[[ RECORDS FOR THE EXERCISE, beginning ]]
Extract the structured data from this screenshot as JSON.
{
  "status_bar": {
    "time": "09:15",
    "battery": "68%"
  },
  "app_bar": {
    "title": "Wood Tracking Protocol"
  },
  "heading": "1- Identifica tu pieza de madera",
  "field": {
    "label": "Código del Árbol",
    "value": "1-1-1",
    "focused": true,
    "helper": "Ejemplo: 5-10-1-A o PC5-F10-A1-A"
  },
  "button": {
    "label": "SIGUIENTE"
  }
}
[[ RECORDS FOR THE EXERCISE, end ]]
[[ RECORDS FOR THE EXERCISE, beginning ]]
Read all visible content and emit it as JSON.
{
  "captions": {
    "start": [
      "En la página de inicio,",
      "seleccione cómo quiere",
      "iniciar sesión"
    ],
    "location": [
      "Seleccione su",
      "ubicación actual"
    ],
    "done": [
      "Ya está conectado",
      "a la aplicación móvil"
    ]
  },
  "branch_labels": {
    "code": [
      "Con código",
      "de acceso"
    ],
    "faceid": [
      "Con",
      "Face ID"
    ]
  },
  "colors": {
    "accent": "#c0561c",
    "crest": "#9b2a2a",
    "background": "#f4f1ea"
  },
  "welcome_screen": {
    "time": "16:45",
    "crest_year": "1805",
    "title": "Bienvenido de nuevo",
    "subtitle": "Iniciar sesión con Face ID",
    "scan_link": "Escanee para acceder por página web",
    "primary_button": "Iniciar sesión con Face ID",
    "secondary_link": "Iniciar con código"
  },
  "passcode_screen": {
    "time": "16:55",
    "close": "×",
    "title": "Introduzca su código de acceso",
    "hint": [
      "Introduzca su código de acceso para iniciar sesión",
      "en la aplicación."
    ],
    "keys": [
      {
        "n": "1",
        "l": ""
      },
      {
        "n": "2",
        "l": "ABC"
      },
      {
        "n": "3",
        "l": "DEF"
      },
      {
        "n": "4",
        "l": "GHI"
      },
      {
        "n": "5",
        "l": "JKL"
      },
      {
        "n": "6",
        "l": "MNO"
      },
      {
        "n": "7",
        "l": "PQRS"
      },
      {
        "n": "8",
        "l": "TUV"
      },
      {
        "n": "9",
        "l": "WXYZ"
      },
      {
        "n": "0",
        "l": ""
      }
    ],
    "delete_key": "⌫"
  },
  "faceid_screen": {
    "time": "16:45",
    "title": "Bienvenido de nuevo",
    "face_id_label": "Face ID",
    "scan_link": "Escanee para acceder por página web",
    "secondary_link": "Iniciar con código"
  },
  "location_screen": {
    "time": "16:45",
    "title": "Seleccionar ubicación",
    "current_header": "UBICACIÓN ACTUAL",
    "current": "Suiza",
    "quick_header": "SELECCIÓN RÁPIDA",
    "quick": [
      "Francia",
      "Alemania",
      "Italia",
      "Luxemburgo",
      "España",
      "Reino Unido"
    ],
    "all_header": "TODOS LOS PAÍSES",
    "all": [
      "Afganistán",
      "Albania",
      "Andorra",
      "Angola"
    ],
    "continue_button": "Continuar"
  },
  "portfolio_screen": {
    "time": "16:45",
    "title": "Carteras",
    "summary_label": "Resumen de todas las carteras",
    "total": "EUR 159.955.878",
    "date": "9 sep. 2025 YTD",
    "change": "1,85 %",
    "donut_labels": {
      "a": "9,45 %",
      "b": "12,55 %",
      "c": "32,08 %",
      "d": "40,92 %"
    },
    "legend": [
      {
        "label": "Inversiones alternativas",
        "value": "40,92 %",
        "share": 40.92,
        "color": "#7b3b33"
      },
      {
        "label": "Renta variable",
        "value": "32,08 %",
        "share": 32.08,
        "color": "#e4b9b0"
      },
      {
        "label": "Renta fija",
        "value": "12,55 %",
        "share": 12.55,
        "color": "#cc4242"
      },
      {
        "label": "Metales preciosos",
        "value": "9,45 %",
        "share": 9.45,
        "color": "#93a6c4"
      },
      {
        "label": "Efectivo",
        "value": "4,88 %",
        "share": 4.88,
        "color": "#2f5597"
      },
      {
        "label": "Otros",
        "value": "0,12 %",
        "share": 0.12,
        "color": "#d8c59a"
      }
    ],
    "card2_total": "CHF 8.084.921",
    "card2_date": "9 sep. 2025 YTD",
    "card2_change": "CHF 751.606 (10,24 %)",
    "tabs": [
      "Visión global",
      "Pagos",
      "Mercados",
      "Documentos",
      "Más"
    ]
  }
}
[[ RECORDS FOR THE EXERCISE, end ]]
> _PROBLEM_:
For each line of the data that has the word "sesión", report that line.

> _YOUR SOLUTION_:
      "iniciar sesión"
    "subtitle": "Iniciar sesión con Face ID",
    "primary_button": "Iniciar sesión con Face ID",
      "Introduzca su código de acceso para iniciar sesión",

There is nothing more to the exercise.